The next step is to set out the client’s goals and objectives early in the SOA. Again, use the client’s own words and don’t rely too heavily on template wording. We have seen many SOAs that set out a client’s goals and objectives in language that a client would be very unlikely to use. The client’s goals and objectives should also be, where possible, specific and measurable. For example, “your goal is to retire at age 65 with an after-tax income of $60,000”. If care is taken when setting out the client’s goals and objectives in the SOA, this simplifies the advice process as you can then ensure that your recommendations are linked back to the client’s goals and objectives.
6. Provide specific and detailed recommendations
When setting out your specific recommendations, make sure that you include all important aspects of the advice. Not only is this good practice, it’s also a legal requirement that you set out the advice in “the level of detail … a person would reasonably require for the purpose of deciding whether to act on the advice”. For example, if you are recommending income protection cover, you need to specify the amount of cover, the waiting period, the benefit period and, of course, the policy and insurer that has been recommended. You also need to specify whether you have recommended cover on an agreed or indemnity value basis and with level or stepped premiums.

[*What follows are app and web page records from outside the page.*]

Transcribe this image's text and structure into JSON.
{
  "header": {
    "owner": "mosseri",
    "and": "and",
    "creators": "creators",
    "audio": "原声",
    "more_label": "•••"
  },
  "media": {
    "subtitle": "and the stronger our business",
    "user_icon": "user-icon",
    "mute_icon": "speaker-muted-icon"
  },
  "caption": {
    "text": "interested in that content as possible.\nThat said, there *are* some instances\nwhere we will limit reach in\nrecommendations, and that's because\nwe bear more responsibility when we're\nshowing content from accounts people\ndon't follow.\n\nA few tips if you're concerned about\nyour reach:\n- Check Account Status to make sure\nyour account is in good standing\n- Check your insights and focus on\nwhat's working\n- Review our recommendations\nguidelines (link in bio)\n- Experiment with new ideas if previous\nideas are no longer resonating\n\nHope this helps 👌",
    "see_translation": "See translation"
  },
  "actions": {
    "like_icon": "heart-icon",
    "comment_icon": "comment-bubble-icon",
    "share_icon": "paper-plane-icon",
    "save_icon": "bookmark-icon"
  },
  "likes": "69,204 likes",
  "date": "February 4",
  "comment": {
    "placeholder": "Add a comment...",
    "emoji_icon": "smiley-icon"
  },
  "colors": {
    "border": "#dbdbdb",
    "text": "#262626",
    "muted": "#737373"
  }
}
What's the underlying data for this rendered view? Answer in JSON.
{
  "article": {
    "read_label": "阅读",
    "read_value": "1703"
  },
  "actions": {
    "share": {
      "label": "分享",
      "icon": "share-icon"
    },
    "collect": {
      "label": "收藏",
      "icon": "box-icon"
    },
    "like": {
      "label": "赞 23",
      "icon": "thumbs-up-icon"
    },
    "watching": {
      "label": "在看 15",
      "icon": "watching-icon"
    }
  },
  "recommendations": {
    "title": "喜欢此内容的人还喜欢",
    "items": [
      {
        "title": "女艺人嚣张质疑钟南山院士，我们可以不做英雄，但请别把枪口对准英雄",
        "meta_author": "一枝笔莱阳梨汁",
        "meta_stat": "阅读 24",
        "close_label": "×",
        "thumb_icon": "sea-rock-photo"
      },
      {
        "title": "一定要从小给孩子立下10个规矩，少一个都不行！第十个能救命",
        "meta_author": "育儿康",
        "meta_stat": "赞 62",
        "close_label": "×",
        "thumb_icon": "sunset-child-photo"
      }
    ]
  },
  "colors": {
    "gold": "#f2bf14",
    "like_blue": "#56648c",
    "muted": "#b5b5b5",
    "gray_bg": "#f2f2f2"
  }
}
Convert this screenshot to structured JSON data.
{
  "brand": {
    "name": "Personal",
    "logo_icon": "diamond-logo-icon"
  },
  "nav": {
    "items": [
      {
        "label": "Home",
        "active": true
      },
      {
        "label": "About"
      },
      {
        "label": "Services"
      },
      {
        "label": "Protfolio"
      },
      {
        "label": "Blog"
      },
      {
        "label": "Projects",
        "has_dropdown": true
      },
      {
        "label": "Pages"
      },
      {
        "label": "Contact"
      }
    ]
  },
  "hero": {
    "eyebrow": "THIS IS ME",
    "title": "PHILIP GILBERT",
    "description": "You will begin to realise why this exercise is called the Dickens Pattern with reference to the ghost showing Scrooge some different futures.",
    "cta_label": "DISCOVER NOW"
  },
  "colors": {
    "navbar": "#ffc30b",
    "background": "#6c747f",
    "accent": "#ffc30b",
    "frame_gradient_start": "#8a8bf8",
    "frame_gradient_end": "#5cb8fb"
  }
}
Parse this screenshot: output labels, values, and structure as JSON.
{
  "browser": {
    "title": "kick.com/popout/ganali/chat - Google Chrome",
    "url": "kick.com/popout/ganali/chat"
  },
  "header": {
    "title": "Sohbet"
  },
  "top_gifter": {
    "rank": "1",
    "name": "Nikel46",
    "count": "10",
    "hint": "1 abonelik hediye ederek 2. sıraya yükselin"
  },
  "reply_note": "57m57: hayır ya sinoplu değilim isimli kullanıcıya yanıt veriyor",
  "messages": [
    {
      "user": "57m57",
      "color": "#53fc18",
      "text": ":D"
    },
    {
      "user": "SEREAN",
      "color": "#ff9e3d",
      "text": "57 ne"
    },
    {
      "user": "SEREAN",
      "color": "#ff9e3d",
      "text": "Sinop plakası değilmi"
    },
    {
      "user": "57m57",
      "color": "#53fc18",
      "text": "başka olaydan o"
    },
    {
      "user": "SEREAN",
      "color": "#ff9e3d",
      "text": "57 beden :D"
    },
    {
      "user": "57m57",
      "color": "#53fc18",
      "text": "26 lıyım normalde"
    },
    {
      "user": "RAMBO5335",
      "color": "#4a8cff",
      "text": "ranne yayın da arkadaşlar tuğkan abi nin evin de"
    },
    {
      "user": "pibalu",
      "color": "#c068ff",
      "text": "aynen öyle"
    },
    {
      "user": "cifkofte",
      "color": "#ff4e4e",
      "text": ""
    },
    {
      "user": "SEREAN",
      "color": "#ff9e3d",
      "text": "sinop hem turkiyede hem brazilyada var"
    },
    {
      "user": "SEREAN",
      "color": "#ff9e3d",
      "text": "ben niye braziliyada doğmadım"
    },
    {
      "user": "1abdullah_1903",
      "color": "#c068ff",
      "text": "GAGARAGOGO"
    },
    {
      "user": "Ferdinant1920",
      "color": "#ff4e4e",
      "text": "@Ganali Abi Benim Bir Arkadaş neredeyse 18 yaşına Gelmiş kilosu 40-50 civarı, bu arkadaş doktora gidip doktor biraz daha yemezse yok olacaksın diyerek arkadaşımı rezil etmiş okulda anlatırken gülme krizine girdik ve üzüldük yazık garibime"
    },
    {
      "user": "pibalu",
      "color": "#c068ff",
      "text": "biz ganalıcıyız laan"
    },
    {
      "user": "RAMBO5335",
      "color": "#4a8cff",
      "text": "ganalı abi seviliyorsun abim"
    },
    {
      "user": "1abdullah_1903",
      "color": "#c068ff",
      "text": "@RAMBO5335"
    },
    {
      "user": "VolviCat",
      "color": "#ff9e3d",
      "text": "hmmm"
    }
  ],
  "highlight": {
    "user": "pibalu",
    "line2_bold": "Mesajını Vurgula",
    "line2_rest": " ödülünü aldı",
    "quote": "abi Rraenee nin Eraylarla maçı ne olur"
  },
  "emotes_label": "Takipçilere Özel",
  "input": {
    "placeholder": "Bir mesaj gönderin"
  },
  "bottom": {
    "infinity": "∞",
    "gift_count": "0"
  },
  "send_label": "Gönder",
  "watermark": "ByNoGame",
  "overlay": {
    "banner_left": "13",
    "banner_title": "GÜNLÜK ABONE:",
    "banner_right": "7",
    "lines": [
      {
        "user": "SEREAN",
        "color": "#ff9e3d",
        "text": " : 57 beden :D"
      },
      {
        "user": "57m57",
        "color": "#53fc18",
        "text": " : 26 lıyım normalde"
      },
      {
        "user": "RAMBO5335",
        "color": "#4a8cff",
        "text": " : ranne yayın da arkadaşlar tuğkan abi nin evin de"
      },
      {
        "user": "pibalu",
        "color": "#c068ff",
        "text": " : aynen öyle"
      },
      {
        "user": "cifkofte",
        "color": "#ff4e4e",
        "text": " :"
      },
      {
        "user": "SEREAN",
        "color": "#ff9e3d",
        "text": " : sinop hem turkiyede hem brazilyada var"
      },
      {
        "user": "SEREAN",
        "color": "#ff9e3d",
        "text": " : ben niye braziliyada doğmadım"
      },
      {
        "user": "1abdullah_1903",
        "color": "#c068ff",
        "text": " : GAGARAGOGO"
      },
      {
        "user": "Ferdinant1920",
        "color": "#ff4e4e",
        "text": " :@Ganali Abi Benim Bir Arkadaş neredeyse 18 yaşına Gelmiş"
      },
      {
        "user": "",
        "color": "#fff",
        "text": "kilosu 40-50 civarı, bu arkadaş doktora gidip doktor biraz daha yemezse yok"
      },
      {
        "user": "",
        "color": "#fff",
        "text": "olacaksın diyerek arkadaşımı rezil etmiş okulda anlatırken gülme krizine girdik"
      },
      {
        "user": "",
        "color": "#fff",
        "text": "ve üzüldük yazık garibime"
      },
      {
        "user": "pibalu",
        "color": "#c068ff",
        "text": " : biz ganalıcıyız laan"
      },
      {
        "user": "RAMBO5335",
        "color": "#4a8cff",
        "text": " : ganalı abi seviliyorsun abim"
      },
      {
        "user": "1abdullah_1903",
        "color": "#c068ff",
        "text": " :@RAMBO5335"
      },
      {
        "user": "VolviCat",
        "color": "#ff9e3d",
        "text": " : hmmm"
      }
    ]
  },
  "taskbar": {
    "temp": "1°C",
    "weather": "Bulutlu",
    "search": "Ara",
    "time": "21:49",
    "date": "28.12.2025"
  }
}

7. Explain the reasons underlying the recommendations
Similarly, it is also a legal requirement that you explain “the basis on which the advice is or was given”, again, in “the level of detail … a person would reasonably require for the purpose of deciding whether to act on the advice”. Using the same income protection example, it is not enough to simply explain why you have recommended income protection cover. You also need to explain the basis of all important aspects of your advice; why you have recommended the amount of cover, the waiting period, the benefit period, as well as the particular policy and insurer. You also need to explain why you have recommended cover on an agreed or indemnity value basis and with level or stepped premiums.
8. An SOA shouldn’t list client’s decisions
You should ensure that your SOA sets out the recommendations you give your client, and is not a record of your client’s decisions in relation to the advice. In practice, this means that if, for example, your needs analysis identifies that a client requires life cover of $1,000,000, you should recommend life cover of $1,000,000 in the SOA, even if you are certain that the client will only proceed with obtaining a lower amount of cover. A client can make whatever decision they want – the SOA should demonstrate that, whatever decision the client makes, it was informed by sound advice.
9. Explain risks associated with the advice
An SOA must also clearly explain any risks associated with the advice, using language that your client will understand. We regularly see SOAs that contain inadequate risk disclosure; either because important risks of the advice have not been included in the SOA, or because the risk disclosure has not been tailored to the advice or the client. No doubt, you will have also had discussions with your client regarding the risks of the advice. In addition to keeping detailed file notes of these discussions, you should also refer to what was discussed with your client in the SOA. This is an important risk management strategy. In the event of a dispute about risk disclosure, it will be easier to demonstrate that you adequately disclosed the risks to your client.
10. Include best interests considerations
Finally, it is good practice to explain in the SOA why your advice is in your client’s best interests and why your client is likely to be “better off” as a result of your advice. If you have followed our tips above, this should be a relatively simple task.
Author: Zoe Higgins (Special Counsel)